17.    With a metal spoon, lobotomize your sugar skull. You will scoop out all the inside goodness and put it back in your bowl.  If your skull isn’t dry enough, it will crumble in your hand. This isn’t a problem – just wet your hand, mix up the bits and do it again. If your skull is too hard, you won’t get any scoopings. This isn’t the worst thing in the world, either, but no scoopings means heavier skulls and it is a bit wasteful.

Sweet lobotomy! A sugar skull how-to18.    Re-wet the scoopings, if necessary, and use them to make a few more skulls!

Sweet lobotomy! A sugar skull how-to19.    Stay tuned for a second post on how to make royal icing to cement and decorate your skulls.

If you are nervous about the process, don’t have the time or just don’t want your floors to be sticky, join us on Monday Oct. 22, for an evening workshop on Day of the Dead and Sugar Skulls.

Editors’ Notes:
If you live in Houston, then you’re in for a treat. Casa Ramirez in the Heights is your one-stop-shop for Day of the Dead items, including a variety of sugar skull molds. Senor Ramirez is old school, however, so there is no website and definitely no online ordering option. This is offset by the instant gratification of walking away with your molds and not having to pay shipping.

If you are not from Houston, you might want to check out, a pretty terrific online store that sells just about anything you can imagine when it comes to Dia de Los Muertos. Happy lobotomizing!

LEGO my Robotics! New course to be offered at HMNS Main and HMNS at Sugar Land beginning in September

HMNS is launching a new after-school LEGO Robotics program this fall at HMNS’ main campus and at HMNS Sugar Land.

The program is modeled after our popular Xplorations summer course and spans 10 weeks, beginning Sept. 11 at HMNS and Sept. 13 at HMNS Sugar Land.

LEGO RoboticsClass will be held once a week on Thursday afternoons from 4:30 to 6 p.m. at both locations. Students will explore the basics of NXT Robotics Engineering, building models with the LEGO MINDSTORMS NXT system and then using a computer to program the models and manipulate them to obey commands.

Students can compete with other teams to finish challenges and earn the top spot on the class leaderboard.

LEGO RoboticsPlease note that the course is limited to 16 students grades 4 through 7 at each location. Pricing is $240 for non-members, $190 for members.

To learn more about LEGO Robotics at HMNS (Sept. 11 through Nov. 13) and HMNS Sugar Land (Sept. 13 through Nov. 15) and register for class, click here.

Stage-five clingers: Learn to grow epiphytes with Zac Saturday, March 24

As the horticulturist for the Cockrell Butterfly Center conservatory, I get asked a plethora of gardening questions. The most frequently asked question (other than “How’s Lois?”) has got to be “How do you get your orchids to grow on trees?”

Orchid Show at HMNS!

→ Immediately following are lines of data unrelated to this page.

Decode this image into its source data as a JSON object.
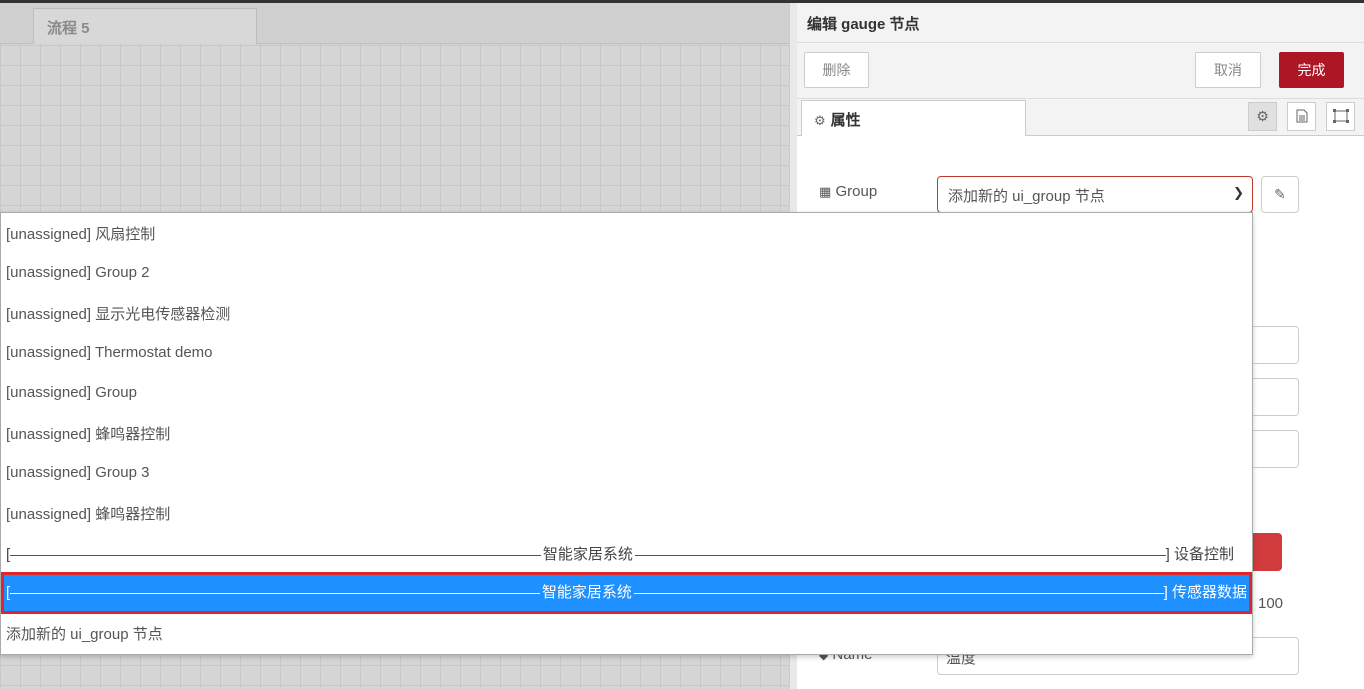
{
  "workspace": {
    "tab_label": "流程 5"
  },
  "panel": {
    "title": "编辑 gauge 节点",
    "delete_label": "删除",
    "cancel_label": "取消",
    "done_label": "完成",
    "properties_tab": "属性",
    "group_label": "Group",
    "group_selected": "添加新的 ui_group 节点",
    "name_label": "Name",
    "name_value": "温度",
    "max_value_partial": "100"
  },
  "dropdown": {
    "options": [
      "[unassigned] 风扇控制",
      "[unassigned] Group 2",
      "[unassigned] 显示光电传感器检测",
      "[unassigned] Thermostat demo",
      "[unassigned] Group",
      "[unassigned] 蜂鸣器控制",
      "[unassigned] Group 3",
      "[unassigned] 蜂鸣器控制"
    ],
    "sep1": {
      "left": "[",
      "mid": "智能家居系统",
      "right": "] 设备控制"
    },
    "sep2": {
      "left": "[",
      "mid": "智能家居系统",
      "right": "] 传感器数据"
    },
    "add_new": "添加新的 ui_group 节点"
  },
  "colors": {
    "done_button": "#ad1625",
    "selected_option": "#1e90ff",
    "highlight_outline": "#e0262d"
  }
}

I explain to visitors that most orchids are epiphytic, which means that they grow on the trunk and branches of larger trees. To do this, they have developed ingenious ways to obtain water and nutrients without the need of soil. Not to be confused with parasites, epiphytes take nothing from the tree they attach themselves to. Notable examples include ferns, orchids and bromeliads, but the most familiar epiphyte to people here in the south is a wispy bromeliad by the name of Spanish moss.

There seems to be a common misconception that growing orchids is reserved for only the most experienced gardeners, but from my experience, this is not always the case. In fact, orchids seem to thrive on neglect; the most common cause of orchid death is over-watering.

epiphyte orchid

To learn more tips and tricks for epiphyte growing, join me for the HMNS adult education class How to Grow Orchids, Bromeliads and Other “Air Plants”  from 9 to 11 a.m. this Saturday the 24th in the Cockrell Butterfly Center. The class includes a behind-the-scenes tour of the Butterfly Center, followed by a hands-on class where attendees will learn how to propagate, divide, mount and fertilize their own epiphytes. And finally, everyone goes home with their very own orchid to start (or add to) their collection!